Take the front shock tower (the smaller of the two towers) and insert the camber link ball end into the #3 hole (see diagram in the manual). Capture it with a blue locknut. Note the direction of the tower!!!!! The side with the recessed screw holes should be on the same side as the ball end. Next, install the upper shock bushing into the #3 hole (see diagram in the manual). A dab of loctite here will help keep the screw in place. Take any 2 of the 4 bearing caps and, using a pair of 3x6mm screws, attach them to the shock tower. DO NOT TIGHTEN COMPLETELY (we will do this in a later step)! You can, however, add a dab of loctite here to help keep the screws in place. Also note the direction of the tower in relation to the bearing caps. Now follow the same procedure on the rear shock tower. Camber ballstuds in hole #3 and attaching on the same side as the recessed screw holes. Attach the body mounts to the rear tower using the 3x6mm screws. Note the side of the tower the actual plastic mount is mounting to. Attach the shock bushing into hole #3 like you did with the front tower. Don’t forget the dab of loctite. Finally, attach the bearing caps but do not tighten completely. We will do this in a later step. Again, loctite and note the direction of the caps in relation to the recessed holes in the tower.
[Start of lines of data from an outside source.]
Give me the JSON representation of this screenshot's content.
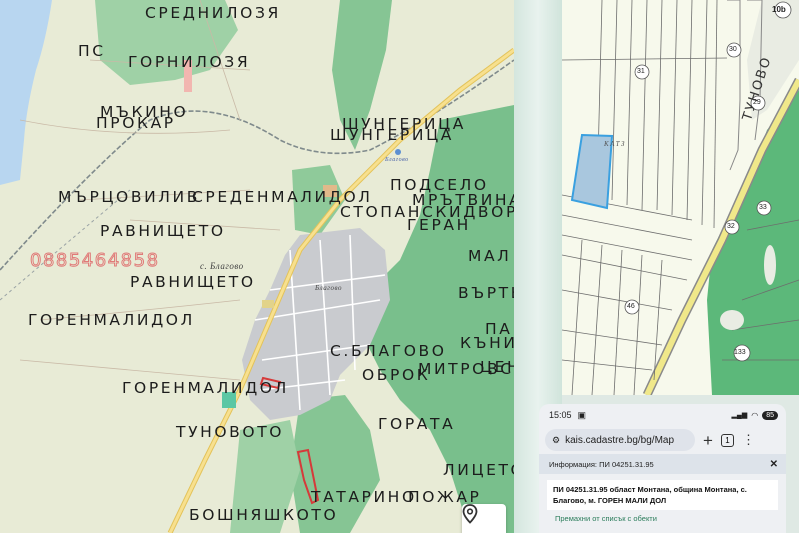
{
  "topo_map": {
    "labels": [
      "СРЕДНИЛОЗЯ",
      "ПС",
      "ГОРНИЛОЗЯ",
      "МЪКИНО",
      "ПРОКАР",
      "ШУНГЕРИЦА",
      "ШУНГЕРИЦА",
      "МЪРЦОВИЛИВ",
      "СРЕДЕНМАЛИДОЛ",
      "ПОДСЕЛО",
      "МРЪТВИНА",
      "СТОПАНСКИДВОР",
      "РАВНИЩЕТО",
      "ГЕРАН",
      "МАЛ",
      "РАВНИЩЕТО",
      "ВЪРТЬ",
      "ГОРЕНМАЛИДОЛ",
      "ПА",
      "КЪНИ",
      "С.БЛАГОВО",
      "МИТРОВСКИ",
      "ОБРОК",
      "ЦЕНИ",
      "ГОРЕНМАЛИДОЛ",
      "ТУНОВОТО",
      "ГОРАТА",
      "ЛИЦЕТО",
      "ТАТАРИНО",
      "ПОЖАР",
      "БОШНЯШКОТО"
    ],
    "small_labels": [
      "с. Благово",
      "Благово",
      "Благово"
    ],
    "watermark_phone": "0885464858",
    "location_button_icon": "map-pin-icon",
    "colors": {
      "forest": "#7cc08e",
      "field": "#e8ebd6",
      "village": "#c9cbcf",
      "road": "#f2d36b",
      "water": "#b8d6f0",
      "parcel_marker": "#d63a3a"
    }
  },
  "cadastre_map": {
    "road_label": "ТУНОВО",
    "area_label": "КАТЗ",
    "parcel_numbers": [
      "10b",
      "30",
      "31",
      "29",
      "33",
      "32",
      "46",
      "133"
    ],
    "colors": {
      "highlight_fill": "#a9c7de",
      "highlight_stroke": "#3aa0e0",
      "forest": "#5cb87a",
      "lines": "#6d6d6d"
    }
  },
  "phone_screenshot": {
    "time": "15:05",
    "status_icons": [
      "screenshot-icon",
      "signal-icon",
      "wifi-icon"
    ],
    "battery": "85",
    "url": "kais.cadastre.bg/bg/Map",
    "tab_count": "1",
    "info_title": "Информация: ПИ 04251.31.95",
    "info_text": "ПИ 04251.31.95 област Монтана, община Монтана, с. Благово, м. ГОРЕН МАЛИ ДОЛ",
    "link": "Премахни от списък с обекти"
  }
}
Tony Phalen - As an avid RC enthusiast, Tony has been building, bashing and racing RC Cars for over 25 years. He has raced everything from 1:18th scale trucks to 1:5 scale motorcycles and everything in-between. He's also worked on both sides of the industry fence; working at and with many major manufacturers (as well as being a sponsored driver) to working for a high-profile industry magazine. During this time he has learned many tricks, tips and techniques and has transferred that knowledge to CompetitionX - the most informative RC website on the internet! More articles by Tony Phalen